Listed records:
---

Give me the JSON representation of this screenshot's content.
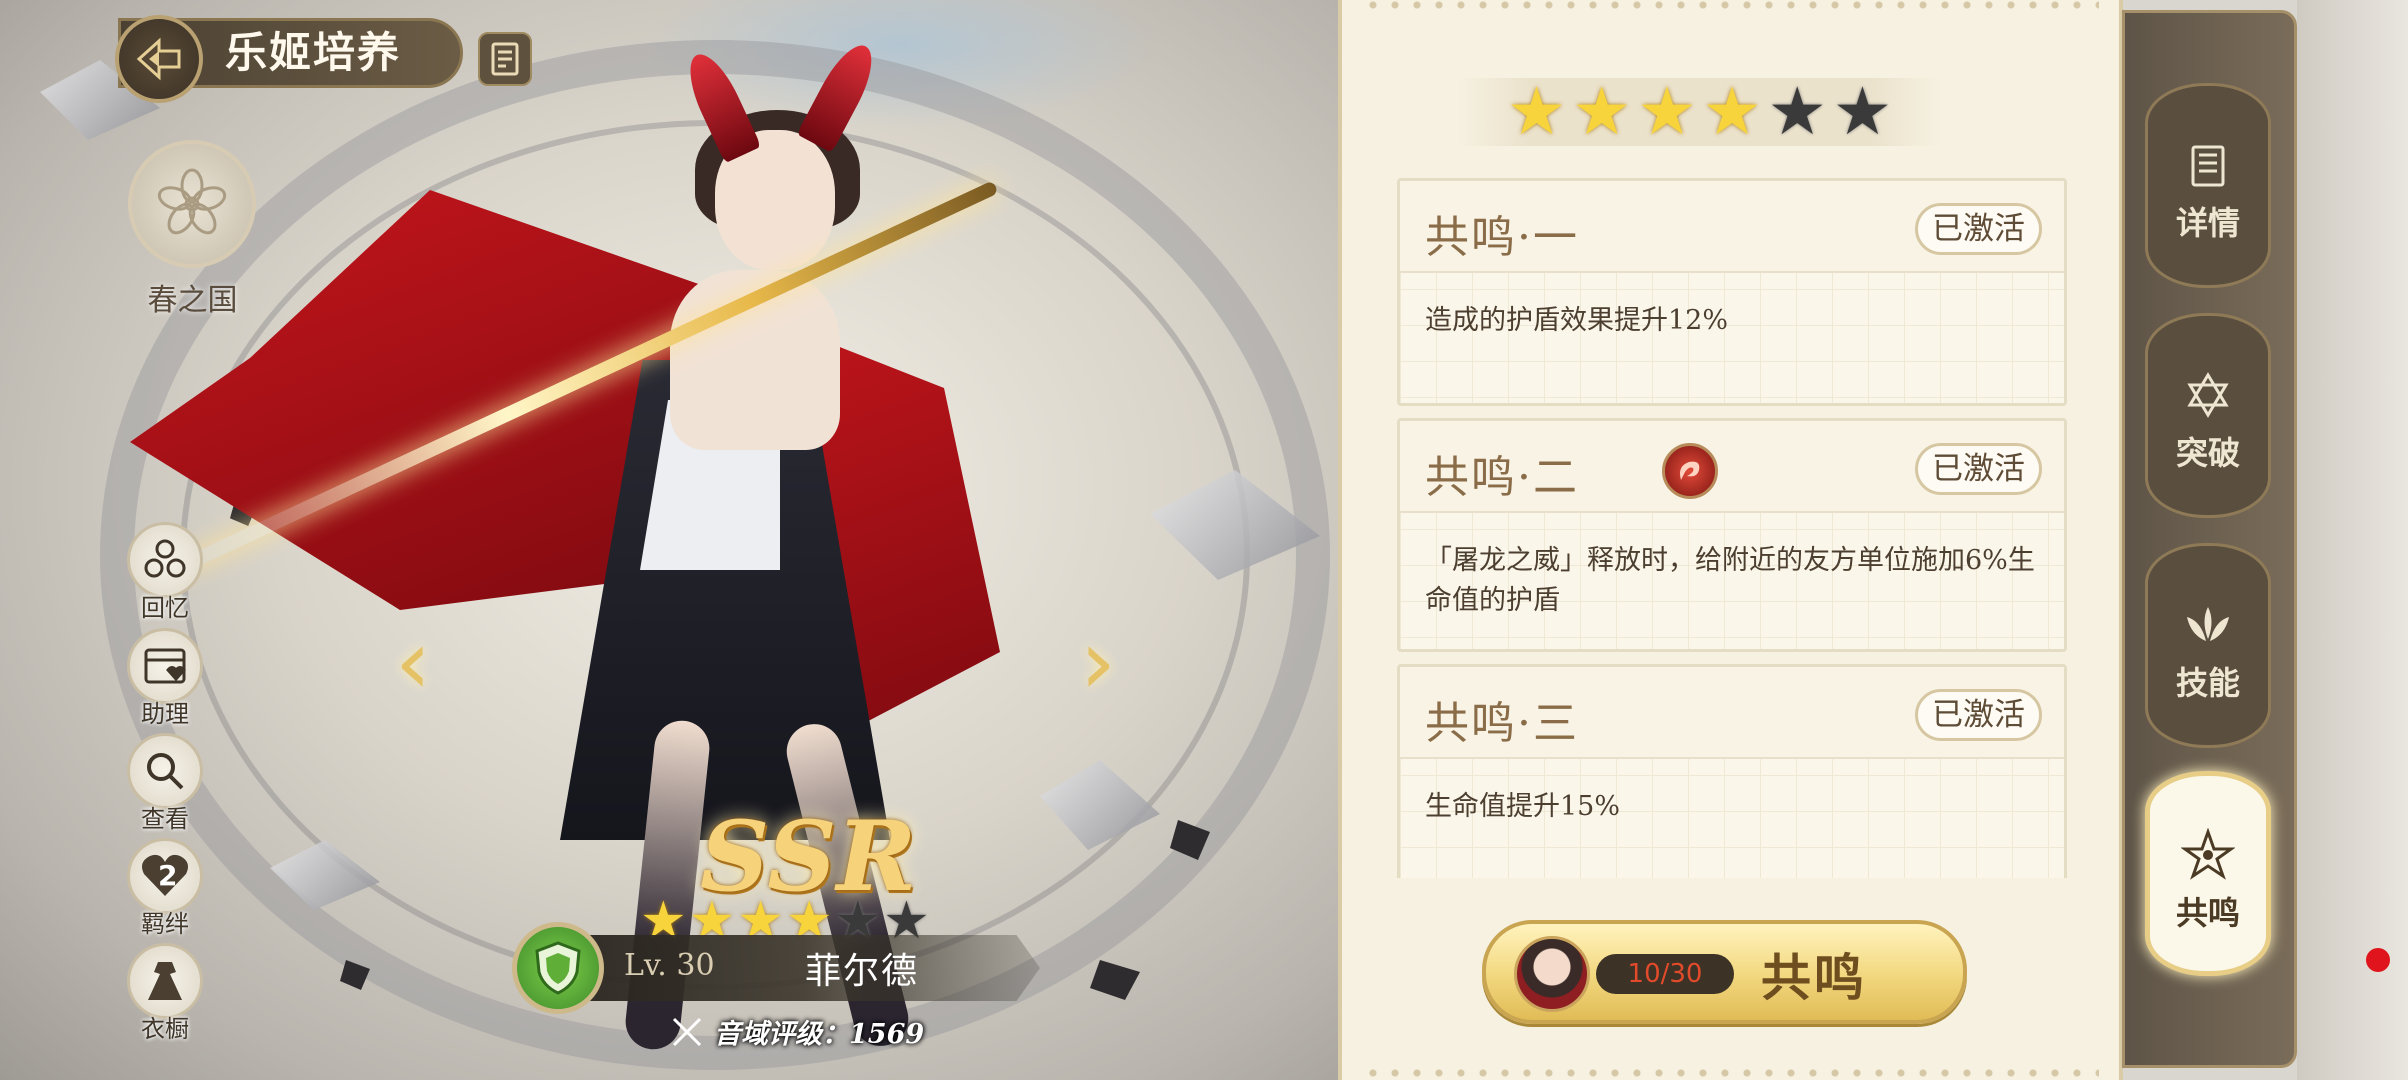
{
  "header": {
    "title": "乐姬培养",
    "back_icon": "back-arrow-icon",
    "doc_icon": "archive-icon"
  },
  "faction": {
    "name": "春之国",
    "icon": "cherry-blossom-icon"
  },
  "side_menu": [
    {
      "label": "回忆",
      "icon": "memory-icon"
    },
    {
      "label": "助理",
      "icon": "assistant-icon"
    },
    {
      "label": "查看",
      "icon": "magnifier-icon"
    },
    {
      "label": "羁绊",
      "icon": "heart-icon",
      "count": "2"
    },
    {
      "label": "衣橱",
      "icon": "dress-icon"
    }
  ],
  "character": {
    "rarity": "SSR",
    "stars_total": 6,
    "stars_filled": 4,
    "level": "Lv. 30",
    "name": "菲尔德",
    "class_icon": "shield-icon",
    "rating": "音域评级：1569"
  },
  "resonance": {
    "stars_total": 6,
    "stars_filled": 4,
    "cards": [
      {
        "title": "共鸣·一",
        "status": "已激活",
        "description": "造成的护盾效果提升12%"
      },
      {
        "title": "共鸣·二",
        "status": "已激活",
        "description": "「屠龙之威」释放时，给附近的友方单位施加6%生命值的护盾",
        "has_skill_icon": true
      },
      {
        "title": "共鸣·三",
        "status": "已激活",
        "description": "生命值提升15%"
      }
    ],
    "button": {
      "count": "10/30",
      "label": "共鸣"
    }
  },
  "right_nav": [
    {
      "label": "详情",
      "icon": "book-icon",
      "active": false
    },
    {
      "label": "突破",
      "icon": "hexagram-icon",
      "active": false
    },
    {
      "label": "技能",
      "icon": "lotus-icon",
      "active": false
    },
    {
      "label": "共鸣",
      "icon": "resonance-star-icon",
      "active": true
    }
  ],
  "colors": {
    "accent_gold": "#e0bc56",
    "star_on": "#f8d43c",
    "star_off": "#3a3a3a",
    "count_red": "#e14a2a",
    "panel_bg": "#f6f1e1"
  }
}
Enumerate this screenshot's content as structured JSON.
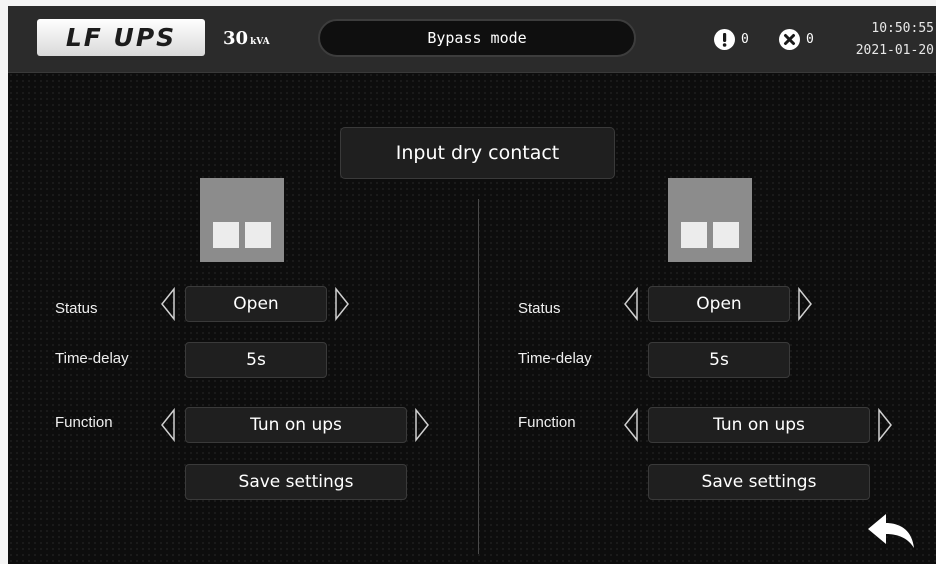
{
  "header": {
    "logo_text": "LF UPS",
    "capacity_value": "30",
    "capacity_unit": "kVA",
    "mode": "Bypass mode",
    "warning_count": "0",
    "fault_count": "0",
    "time": "10:50:55",
    "date": "2021-01-20"
  },
  "page": {
    "title": "Input dry contact"
  },
  "contacts": [
    {
      "status_label": "Status",
      "status_value": "Open",
      "delay_label": "Time-delay",
      "delay_value": "5s",
      "function_label": "Function",
      "function_value": "Tun on ups",
      "save_label": "Save settings"
    },
    {
      "status_label": "Status",
      "status_value": "Open",
      "delay_label": "Time-delay",
      "delay_value": "5s",
      "function_label": "Function",
      "function_value": "Tun on ups",
      "save_label": "Save settings"
    }
  ],
  "icons": {
    "warning": "exclamation-circle-icon",
    "fault": "x-circle-icon",
    "back": "return-arrow-icon",
    "prev": "left-triangle-icon",
    "next": "right-triangle-icon"
  },
  "colors": {
    "background": "#0d0d0d",
    "topbar": "#2b2b2b",
    "button": "#1f1f1f",
    "contact_icon": "#8c8c8c"
  }
}
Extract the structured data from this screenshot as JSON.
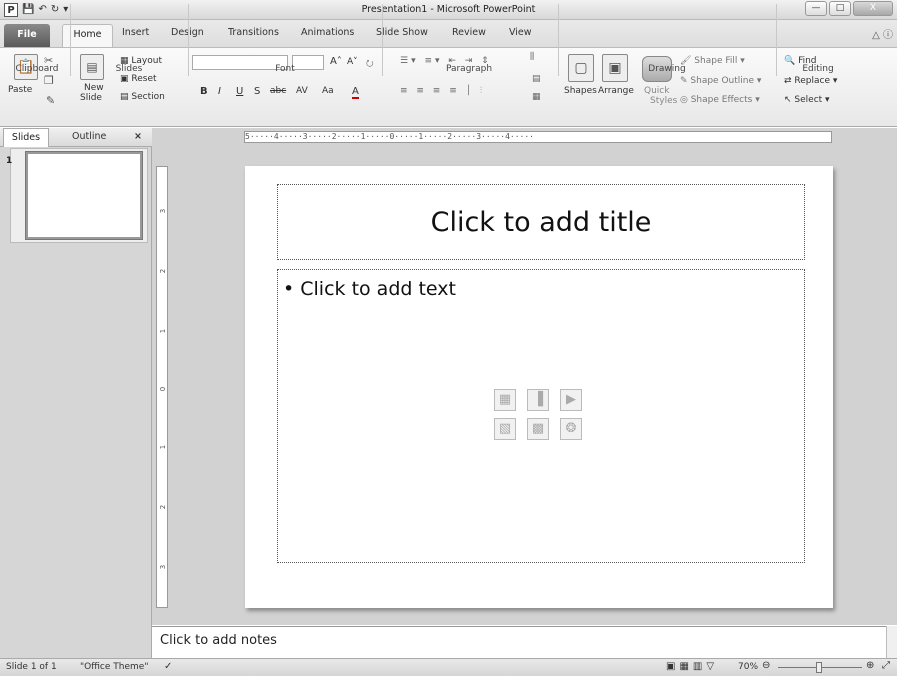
{
  "window": {
    "title": "Presentation1 - Microsoft PowerPoint",
    "app_icon": "P",
    "qat_icons": [
      "save-icon",
      "undo-icon",
      "redo-icon",
      "customize-icon"
    ],
    "buttons": {
      "minimize": "—",
      "maximize": "□",
      "close": "X"
    }
  },
  "tabs": {
    "file": "File",
    "home": "Home",
    "items": [
      "Insert",
      "Design",
      "Transitions",
      "Animations",
      "Slide Show",
      "Review",
      "View"
    ]
  },
  "ribbon": {
    "clipboard": {
      "paste": "Paste",
      "label": "Clipboard"
    },
    "slides": {
      "new_slide_1": "New",
      "new_slide_2": "Slide",
      "layout": "Layout",
      "reset": "Reset",
      "section": "Section",
      "label": "Slides"
    },
    "font": {
      "label": "Font",
      "bold": "B",
      "italic": "I",
      "underline": "U",
      "shadow": "S",
      "strike": "abc",
      "spacing": "AV",
      "case": "Aa",
      "color": "A",
      "grow": "A",
      "shrink": "A"
    },
    "paragraph": {
      "label": "Paragraph"
    },
    "drawing": {
      "shapes": "Shapes",
      "arrange": "Arrange",
      "quick_styles_1": "Quick",
      "quick_styles_2": "Styles",
      "shape_fill": "Shape Fill",
      "shape_outline": "Shape Outline",
      "shape_effects": "Shape Effects",
      "label": "Drawing"
    },
    "editing": {
      "find": "Find",
      "replace": "Replace",
      "select": "Select",
      "label": "Editing"
    }
  },
  "side_pane": {
    "tab_slides": "Slides",
    "tab_outline": "Outline",
    "close": "×",
    "slide_number": "1"
  },
  "ruler": {
    "horizontal": "5·····4·····3·····2·····1·····0·····1·····2·····3·····4·····",
    "vertical_marks": [
      "3",
      "2",
      "1",
      "0",
      "1",
      "2",
      "3"
    ]
  },
  "slide": {
    "title_placeholder": "Click to add title",
    "body_placeholder": "Click to add text"
  },
  "notes": {
    "placeholder": "Click to add notes"
  },
  "status": {
    "slide_info": "Slide 1 of 1",
    "theme": "\"Office Theme\"",
    "zoom": "70%"
  }
}
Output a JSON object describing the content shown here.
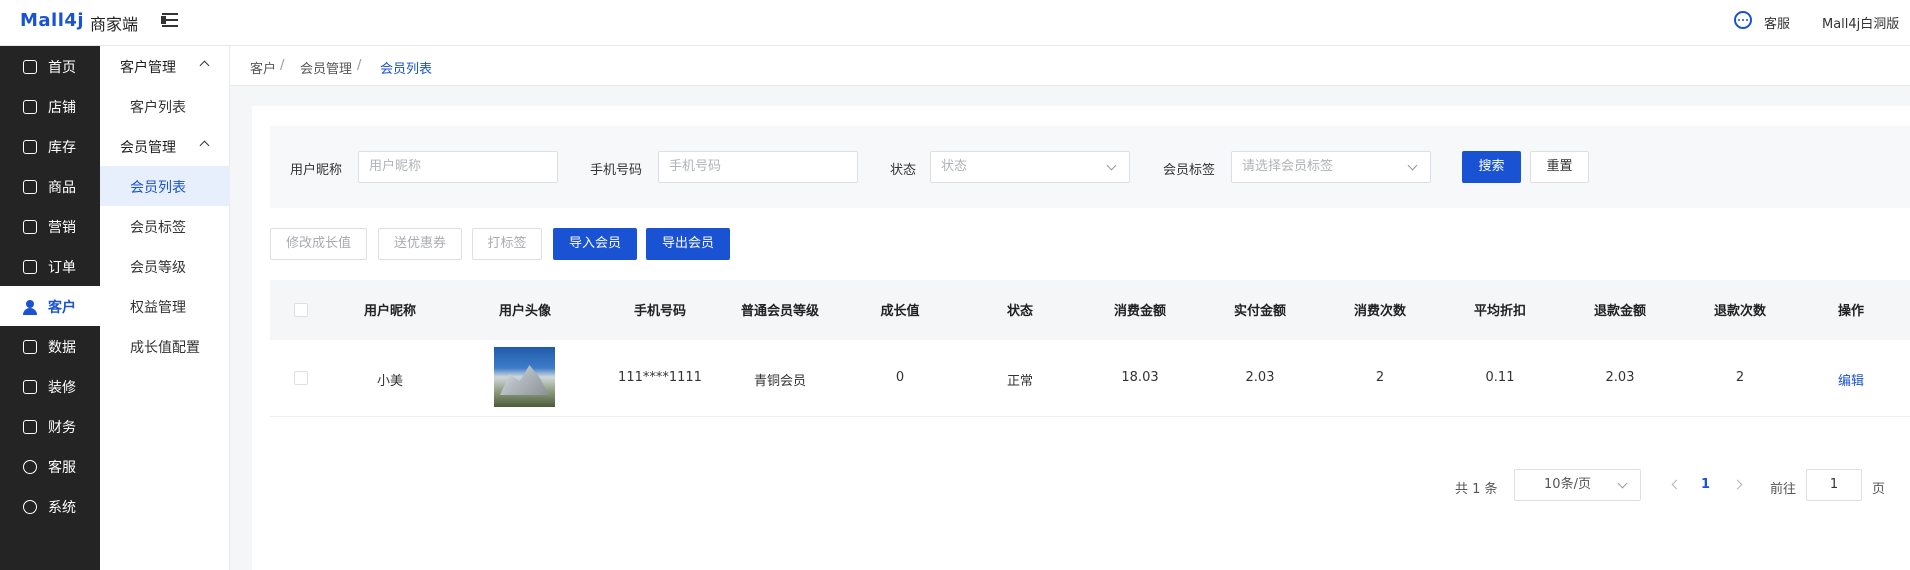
{
  "header": {
    "logo": "Mall4j",
    "subtitle": "商家端",
    "customer_service": "客服",
    "version": "Mall4j白洞版"
  },
  "main_nav": [
    {
      "label": "首页",
      "icon": "home-icon"
    },
    {
      "label": "店铺",
      "icon": "store-icon"
    },
    {
      "label": "库存",
      "icon": "inventory-icon"
    },
    {
      "label": "商品",
      "icon": "product-icon"
    },
    {
      "label": "营销",
      "icon": "gift-icon"
    },
    {
      "label": "订单",
      "icon": "order-icon"
    },
    {
      "label": "客户",
      "icon": "user-icon"
    },
    {
      "label": "数据",
      "icon": "chart-icon"
    },
    {
      "label": "装修",
      "icon": "decorate-icon"
    },
    {
      "label": "财务",
      "icon": "finance-icon"
    },
    {
      "label": "客服",
      "icon": "chat-icon"
    },
    {
      "label": "系统",
      "icon": "settings-icon"
    }
  ],
  "sub_nav": {
    "group1": "客户管理",
    "group1_items": [
      "客户列表"
    ],
    "group2": "会员管理",
    "group2_items": [
      "会员列表",
      "会员标签",
      "会员等级",
      "权益管理",
      "成长值配置"
    ]
  },
  "breadcrumb": [
    "客户",
    "/",
    "会员管理",
    "/",
    "会员列表"
  ],
  "filters": {
    "nickname_label": "用户昵称",
    "nickname_placeholder": "用户昵称",
    "phone_label": "手机号码",
    "phone_placeholder": "手机号码",
    "status_label": "状态",
    "status_placeholder": "状态",
    "tag_label": "会员标签",
    "tag_placeholder": "请选择会员标签",
    "search_btn": "搜索",
    "reset_btn": "重置"
  },
  "actions": {
    "modify_growth": "修改成长值",
    "send_coupon": "送优惠券",
    "tag": "打标签",
    "import": "导入会员",
    "export": "导出会员"
  },
  "table": {
    "columns": [
      "用户昵称",
      "用户头像",
      "手机号码",
      "普通会员等级",
      "成长值",
      "状态",
      "消费金额",
      "实付金额",
      "消费次数",
      "平均折扣",
      "退款金额",
      "退款次数",
      "操作"
    ],
    "rows": [
      {
        "nickname": "小美",
        "phone": "111****1111",
        "level": "青铜会员",
        "growth": "0",
        "status": "正常",
        "consume": "18.03",
        "paid": "2.03",
        "times": "2",
        "discount": "0.11",
        "refund": "2.03",
        "refund_times": "2",
        "op": "编辑"
      }
    ]
  },
  "pagination": {
    "total": "共 1 条",
    "page_size": "10条/页",
    "current": "1",
    "goto": "前往",
    "goto_value": "1",
    "page_unit": "页"
  }
}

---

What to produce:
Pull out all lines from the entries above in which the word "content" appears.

Answer to this task:
Give me the JSON representation of this screenshot's content.
Enumerate this screenshot's content as structured JSON.
Output a JSON object describing the content shown here.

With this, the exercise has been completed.